February’s arrival denotes the end of the ten darkest weeks of the calendar year. The lengthening days are exactly what many people need right now.
Seasonal affective disorder, a form of depression that tends to occur during the darker months of the year, frequently co-occurs with ADHD. Experts estimate it occurs in about thirty percent of adults who have ADHD, and women tend to have a higher risk of co-occurring SAD and ADHD than men.
“It was as though my body had just shut down and I’d want to hibernate,” says Abigail, describing what winters were like before she was evaluated for SAD. “I was physically and mentally exhausted without having any reason to be. I’d cancel plans with friends because I couldn’t see the point of meeting up with people.”
The SAD effect for many people
SAD is characterized by symptoms that are similar to depression: feeling listless or sad for most of the day and every day, low or no interest in favorite activities, sluggishness and low energy, difficulty concentrating and feelings of hopelessness or lack of self-worth. In some people, thoughts of no longer wanting to live can occur and need immediate medical attention.
These feelings of depression coupled with ADHD symptoms can take a heavy seasonal toll on people. When the holiday season is in the distant past and spring seems far away, SAD symptoms tend to be the strongest.
“Although it isn’t fully understood what causes SAD, less sunlight and shorter days are thought to be connected with chemical changes in the brain, most notable serotonin and melatonin,” says Kimberly Kleinman, PsyD, a senior psychologist and assistant professor in the department of pediatric psychiatry at New York-Presbyterian/Columbia University Irving Medical Center. “Research indicates that people with SAD may have reduced activity of serotonin which helps regulate mood.”
Serotonin, a neurotransmitter, has also been linked to executive functioning. Often considered the “feel good” brain hormone, it can help a person to feel more at peace and focused at higher levels in one’s brain. Lower levels can contribute to feelings of sadness, being less able to maintain focus, and increased ADHD symptoms.
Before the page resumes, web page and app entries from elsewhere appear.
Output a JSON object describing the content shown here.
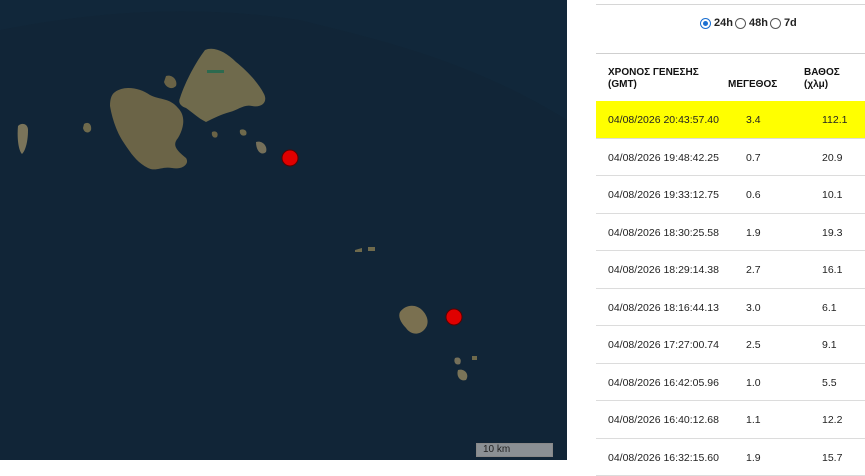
{
  "map": {
    "scale_label": "10 km",
    "marker_color": "#e00000"
  },
  "filter": {
    "options": [
      "24h",
      "48h",
      "7d"
    ],
    "selected": "24h"
  },
  "table": {
    "headers": {
      "time": [
        "ΧΡΟΝΟΣ ΓΕΝΕΣΗΣ",
        "(GMT)"
      ],
      "magnitude": [
        "ΜΕΓΕΘΟΣ"
      ],
      "depth": [
        "ΒΑΘΟΣ",
        "(χλμ)"
      ]
    },
    "highlight_color": "#ffff00",
    "rows": [
      {
        "time": "04/08/2026 20:43:57.40",
        "mag": "3.4",
        "depth": "112.1",
        "highlighted": true
      },
      {
        "time": "04/08/2026 19:48:42.25",
        "mag": "0.7",
        "depth": "20.9"
      },
      {
        "time": "04/08/2026 19:33:12.75",
        "mag": "0.6",
        "depth": "10.1"
      },
      {
        "time": "04/08/2026 18:30:25.58",
        "mag": "1.9",
        "depth": "19.3"
      },
      {
        "time": "04/08/2026 18:29:14.38",
        "mag": "2.7",
        "depth": "16.1"
      },
      {
        "time": "04/08/2026 18:16:44.13",
        "mag": "3.0",
        "depth": "6.1"
      },
      {
        "time": "04/08/2026 17:27:00.74",
        "mag": "2.5",
        "depth": "9.1"
      },
      {
        "time": "04/08/2026 16:42:05.96",
        "mag": "1.0",
        "depth": "5.5"
      },
      {
        "time": "04/08/2026 16:40:12.68",
        "mag": "1.1",
        "depth": "12.2"
      },
      {
        "time": "04/08/2026 16:32:15.60",
        "mag": "1.9",
        "depth": "15.7"
      }
    ]
  }
}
“It’s normal for people to feel a little worse in the winter,” says Paul Desan, MD, PhD, the director of the Winter Depression Research Clinic at the Yale School of Medicine. “But for some people, these changes are really severe, and they add up to what is equivalent to a clinical episode of major depression. We act like we control our mood and our energy ourselves. But actually, environmental conditions affect us.”
Bringing light into the darkness
If you’re affected by both ADHD and SAD, there is more you can do while waiting for daylight hours to increase. The first is to check in with your ADHD specialist and be sure your treatment plan is effective for you. Sharing how the lack of daylight is affecting you is important. Your doctor can offer advice and may prescribe additional medication to be taken in the short term to decrease SAD symptoms.
The firstline choice of treatment for many people is using a full-spectrum light therapy box to increase the neurotransmitters created in our bodies when exposed to sunlight. Light boxes come in many sizes and intensities and should be chosen carefully, based on your specific needs.
Additional lifestyle supports include trying to exercise on a regular basis, adding more fruits and vegetables to your meals, and limiting the amount of alcohol or other substances you consume because they can have a depressive effect on your nervous system. Some people find talk therapy is also helpful while pursuing treatment for combined SAD and ADHD.
Stepfanie M. Aguillon, PhD, says her SAD symptoms set her back at the darkest time of the winter during her graduate studies. Once she understood the cause of her seasonal depression and took steps to lessen the effects of the lack of sunlight on her, she saw improvement in her all parts of her life. Now, she has a plan for facing the winter’s dark time.
“I have a much easier time getting up and starting my day if I stick with a regular routine,” she says. “So, I wake up when my sunrise-simulating alarm clock tells me to—at the same time each day—and soak up a daily dose of artificial rays by basking in front of a full-spectrum light therapy box.”
Learn more about SAD and ADHD:
- ADHD and Depression
- When ADHD is Not Alone
- When Depression Co-occurs with ADHD
- Those Lovely ‘Mones: The Intersection of ADHD and Hormones
- Podcast: Am I Depressed?